What you are asked to do
In the entries below, find each line with the word "this" and pull it out.
(Information provided Opens)
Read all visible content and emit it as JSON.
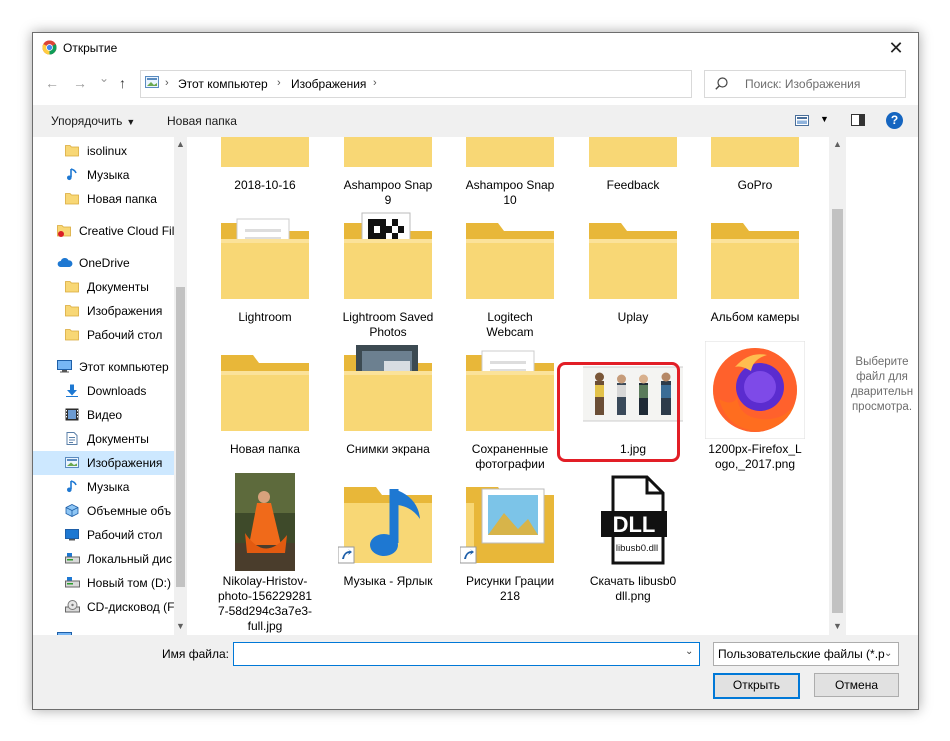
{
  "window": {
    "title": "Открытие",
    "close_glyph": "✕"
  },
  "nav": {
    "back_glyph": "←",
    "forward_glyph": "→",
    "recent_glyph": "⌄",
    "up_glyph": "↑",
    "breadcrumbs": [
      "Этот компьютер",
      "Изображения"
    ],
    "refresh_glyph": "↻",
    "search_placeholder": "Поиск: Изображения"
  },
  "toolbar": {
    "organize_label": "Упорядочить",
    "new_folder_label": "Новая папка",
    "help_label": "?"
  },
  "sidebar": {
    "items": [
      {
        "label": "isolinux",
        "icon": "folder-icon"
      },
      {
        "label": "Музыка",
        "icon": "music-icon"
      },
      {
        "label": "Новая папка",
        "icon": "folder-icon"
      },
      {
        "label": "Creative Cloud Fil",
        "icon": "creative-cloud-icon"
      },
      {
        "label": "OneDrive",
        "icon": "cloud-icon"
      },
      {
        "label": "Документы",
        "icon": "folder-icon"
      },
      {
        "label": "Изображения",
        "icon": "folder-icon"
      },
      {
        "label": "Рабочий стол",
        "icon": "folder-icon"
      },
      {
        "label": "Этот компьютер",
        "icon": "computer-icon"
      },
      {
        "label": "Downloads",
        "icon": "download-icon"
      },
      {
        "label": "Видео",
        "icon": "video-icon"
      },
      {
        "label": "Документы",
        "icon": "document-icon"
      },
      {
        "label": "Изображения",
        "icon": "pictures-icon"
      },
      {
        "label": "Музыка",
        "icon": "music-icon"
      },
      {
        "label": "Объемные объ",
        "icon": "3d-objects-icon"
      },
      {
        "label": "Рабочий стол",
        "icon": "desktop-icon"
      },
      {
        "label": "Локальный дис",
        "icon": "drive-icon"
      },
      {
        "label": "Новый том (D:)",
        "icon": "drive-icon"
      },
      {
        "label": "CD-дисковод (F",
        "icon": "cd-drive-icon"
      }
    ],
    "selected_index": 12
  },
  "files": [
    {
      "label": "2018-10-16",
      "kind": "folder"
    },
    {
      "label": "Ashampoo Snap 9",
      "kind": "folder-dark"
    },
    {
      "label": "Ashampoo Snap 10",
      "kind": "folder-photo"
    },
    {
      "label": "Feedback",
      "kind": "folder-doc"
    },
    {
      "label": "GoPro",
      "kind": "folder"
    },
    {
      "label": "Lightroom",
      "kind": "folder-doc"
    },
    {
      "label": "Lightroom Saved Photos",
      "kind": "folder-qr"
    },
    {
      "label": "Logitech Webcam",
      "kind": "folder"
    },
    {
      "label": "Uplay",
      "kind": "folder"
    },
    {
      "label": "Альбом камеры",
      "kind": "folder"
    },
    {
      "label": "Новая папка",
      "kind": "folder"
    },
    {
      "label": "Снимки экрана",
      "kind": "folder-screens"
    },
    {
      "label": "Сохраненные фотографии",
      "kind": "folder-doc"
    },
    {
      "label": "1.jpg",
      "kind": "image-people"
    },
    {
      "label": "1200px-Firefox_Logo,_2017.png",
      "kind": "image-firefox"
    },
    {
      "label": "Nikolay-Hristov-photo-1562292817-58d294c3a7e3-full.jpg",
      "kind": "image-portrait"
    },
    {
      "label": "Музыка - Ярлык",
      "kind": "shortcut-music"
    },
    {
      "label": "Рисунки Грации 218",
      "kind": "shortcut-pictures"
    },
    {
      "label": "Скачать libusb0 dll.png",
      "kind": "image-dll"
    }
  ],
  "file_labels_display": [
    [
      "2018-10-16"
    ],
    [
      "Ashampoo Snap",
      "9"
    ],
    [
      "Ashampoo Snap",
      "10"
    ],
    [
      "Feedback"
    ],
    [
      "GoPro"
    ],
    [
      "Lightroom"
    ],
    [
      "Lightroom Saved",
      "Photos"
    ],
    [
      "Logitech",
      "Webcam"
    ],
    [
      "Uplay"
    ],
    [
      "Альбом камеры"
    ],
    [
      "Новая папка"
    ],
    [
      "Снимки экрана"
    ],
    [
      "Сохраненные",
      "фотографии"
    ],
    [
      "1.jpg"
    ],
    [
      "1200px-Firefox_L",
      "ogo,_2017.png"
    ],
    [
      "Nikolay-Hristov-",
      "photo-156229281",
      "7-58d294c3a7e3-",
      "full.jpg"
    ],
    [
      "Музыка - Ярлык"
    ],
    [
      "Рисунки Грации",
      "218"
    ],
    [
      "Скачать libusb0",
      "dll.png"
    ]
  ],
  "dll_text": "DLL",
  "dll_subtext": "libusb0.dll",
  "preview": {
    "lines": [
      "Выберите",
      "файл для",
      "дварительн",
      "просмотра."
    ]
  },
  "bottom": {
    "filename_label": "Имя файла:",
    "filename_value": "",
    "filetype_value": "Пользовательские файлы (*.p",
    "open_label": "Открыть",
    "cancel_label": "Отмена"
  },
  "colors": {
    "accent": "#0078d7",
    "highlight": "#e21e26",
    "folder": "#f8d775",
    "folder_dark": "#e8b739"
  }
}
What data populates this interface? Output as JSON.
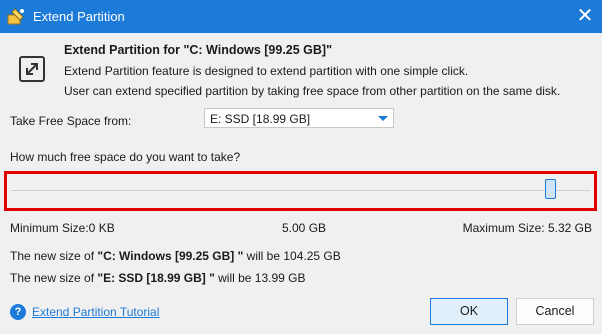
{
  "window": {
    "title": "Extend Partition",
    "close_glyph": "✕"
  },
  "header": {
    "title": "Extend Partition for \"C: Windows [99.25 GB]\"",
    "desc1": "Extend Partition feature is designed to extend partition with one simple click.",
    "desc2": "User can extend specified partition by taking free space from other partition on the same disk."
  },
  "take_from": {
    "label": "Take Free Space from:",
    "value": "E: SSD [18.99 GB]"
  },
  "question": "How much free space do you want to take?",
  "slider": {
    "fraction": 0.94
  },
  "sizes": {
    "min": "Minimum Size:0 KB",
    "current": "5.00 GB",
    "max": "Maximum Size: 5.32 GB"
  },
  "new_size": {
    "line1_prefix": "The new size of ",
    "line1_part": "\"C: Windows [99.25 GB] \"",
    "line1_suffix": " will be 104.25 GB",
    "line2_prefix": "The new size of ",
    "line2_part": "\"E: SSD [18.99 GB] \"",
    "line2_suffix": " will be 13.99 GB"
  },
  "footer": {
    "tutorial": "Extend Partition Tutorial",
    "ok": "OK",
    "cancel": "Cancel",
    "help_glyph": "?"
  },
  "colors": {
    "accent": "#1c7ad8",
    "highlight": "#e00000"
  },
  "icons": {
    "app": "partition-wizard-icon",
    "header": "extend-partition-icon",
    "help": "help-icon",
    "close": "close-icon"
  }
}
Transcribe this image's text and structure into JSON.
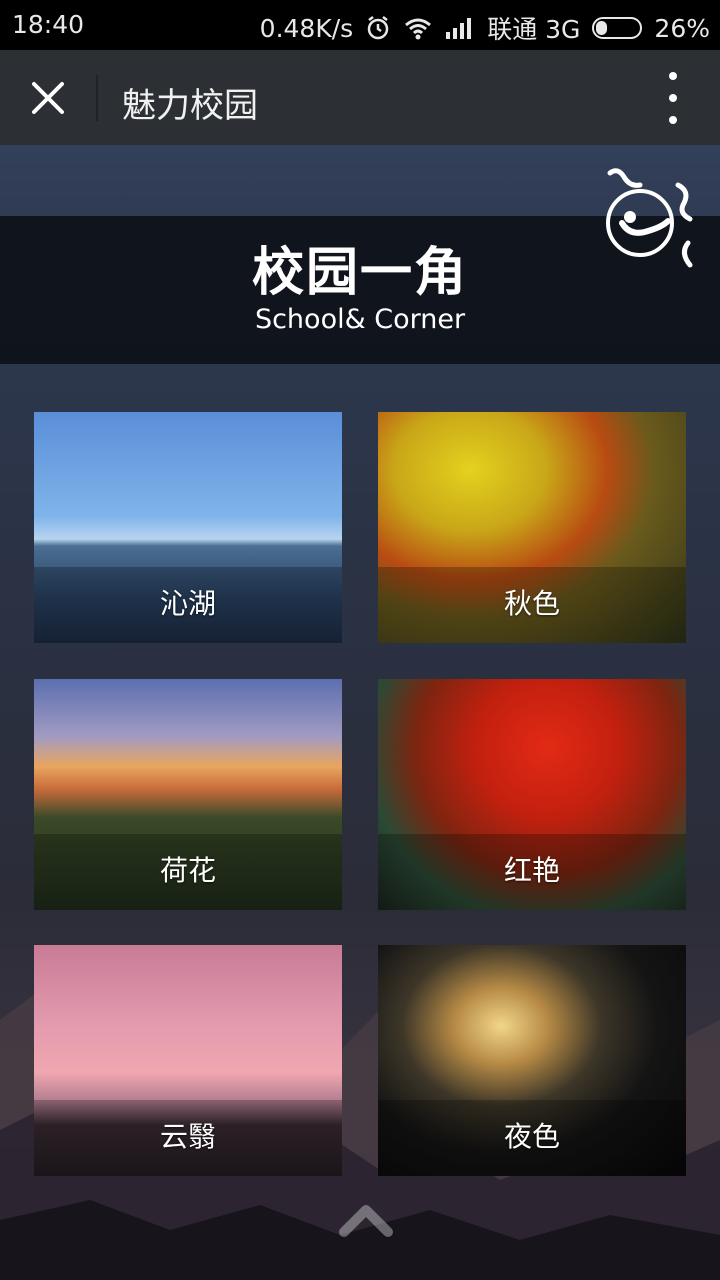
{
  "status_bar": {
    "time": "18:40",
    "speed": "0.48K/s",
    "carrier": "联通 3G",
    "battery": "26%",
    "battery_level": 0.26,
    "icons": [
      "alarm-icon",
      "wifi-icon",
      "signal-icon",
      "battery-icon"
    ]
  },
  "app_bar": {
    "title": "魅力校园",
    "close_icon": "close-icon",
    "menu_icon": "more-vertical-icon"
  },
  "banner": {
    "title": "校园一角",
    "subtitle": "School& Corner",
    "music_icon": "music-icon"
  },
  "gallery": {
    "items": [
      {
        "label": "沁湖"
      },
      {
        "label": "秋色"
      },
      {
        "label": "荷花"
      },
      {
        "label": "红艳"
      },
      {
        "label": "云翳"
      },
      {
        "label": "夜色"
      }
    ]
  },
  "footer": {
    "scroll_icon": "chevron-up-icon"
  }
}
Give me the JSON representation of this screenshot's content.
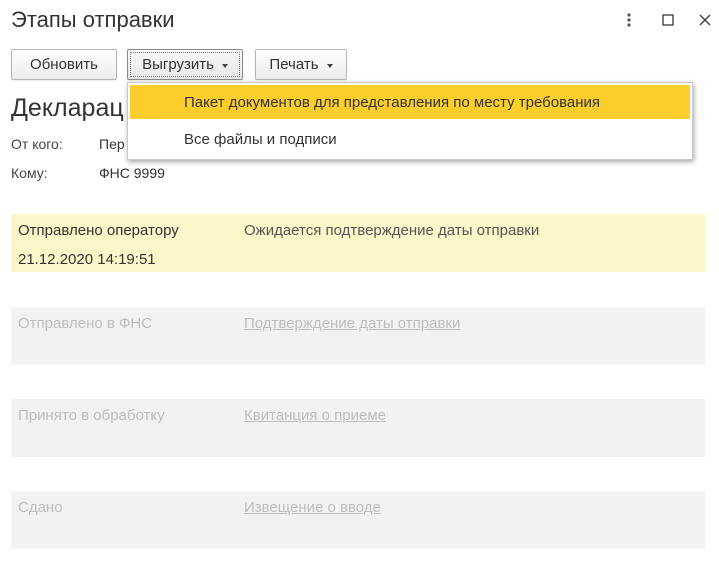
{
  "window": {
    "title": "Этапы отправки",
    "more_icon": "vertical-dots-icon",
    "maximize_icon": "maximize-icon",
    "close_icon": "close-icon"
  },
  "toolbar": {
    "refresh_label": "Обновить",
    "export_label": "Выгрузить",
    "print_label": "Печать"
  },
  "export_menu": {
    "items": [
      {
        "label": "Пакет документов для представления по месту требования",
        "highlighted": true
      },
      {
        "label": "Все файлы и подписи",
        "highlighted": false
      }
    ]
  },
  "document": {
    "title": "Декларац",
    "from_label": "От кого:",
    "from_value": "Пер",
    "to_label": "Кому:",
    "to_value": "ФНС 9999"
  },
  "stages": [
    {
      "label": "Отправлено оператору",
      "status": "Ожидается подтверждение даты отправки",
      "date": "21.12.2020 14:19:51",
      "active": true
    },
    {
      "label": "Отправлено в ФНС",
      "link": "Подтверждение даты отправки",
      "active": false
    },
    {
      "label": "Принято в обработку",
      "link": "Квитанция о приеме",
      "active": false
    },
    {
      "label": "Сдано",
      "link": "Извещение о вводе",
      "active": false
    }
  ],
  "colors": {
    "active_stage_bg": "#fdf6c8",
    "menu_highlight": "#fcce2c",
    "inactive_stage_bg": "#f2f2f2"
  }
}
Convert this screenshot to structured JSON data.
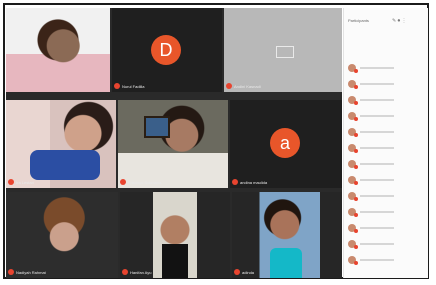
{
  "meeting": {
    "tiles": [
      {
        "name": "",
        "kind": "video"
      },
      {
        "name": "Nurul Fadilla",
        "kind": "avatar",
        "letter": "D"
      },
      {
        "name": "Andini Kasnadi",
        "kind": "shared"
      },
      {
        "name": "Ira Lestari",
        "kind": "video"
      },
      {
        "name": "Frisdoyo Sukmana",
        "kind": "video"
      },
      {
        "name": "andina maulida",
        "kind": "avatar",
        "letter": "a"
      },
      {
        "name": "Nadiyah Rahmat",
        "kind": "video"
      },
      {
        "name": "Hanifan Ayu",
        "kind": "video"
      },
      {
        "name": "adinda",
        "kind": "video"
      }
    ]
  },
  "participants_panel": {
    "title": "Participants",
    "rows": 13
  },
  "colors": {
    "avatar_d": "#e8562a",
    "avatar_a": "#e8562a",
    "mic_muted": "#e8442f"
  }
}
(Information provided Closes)
Result of the exercise
What data populates this interface? Output as JSON.
Transcribe this image's text and structure into JSON.
Give me the JSON representation of this screenshot's content.
Convert this screenshot to structured JSON data.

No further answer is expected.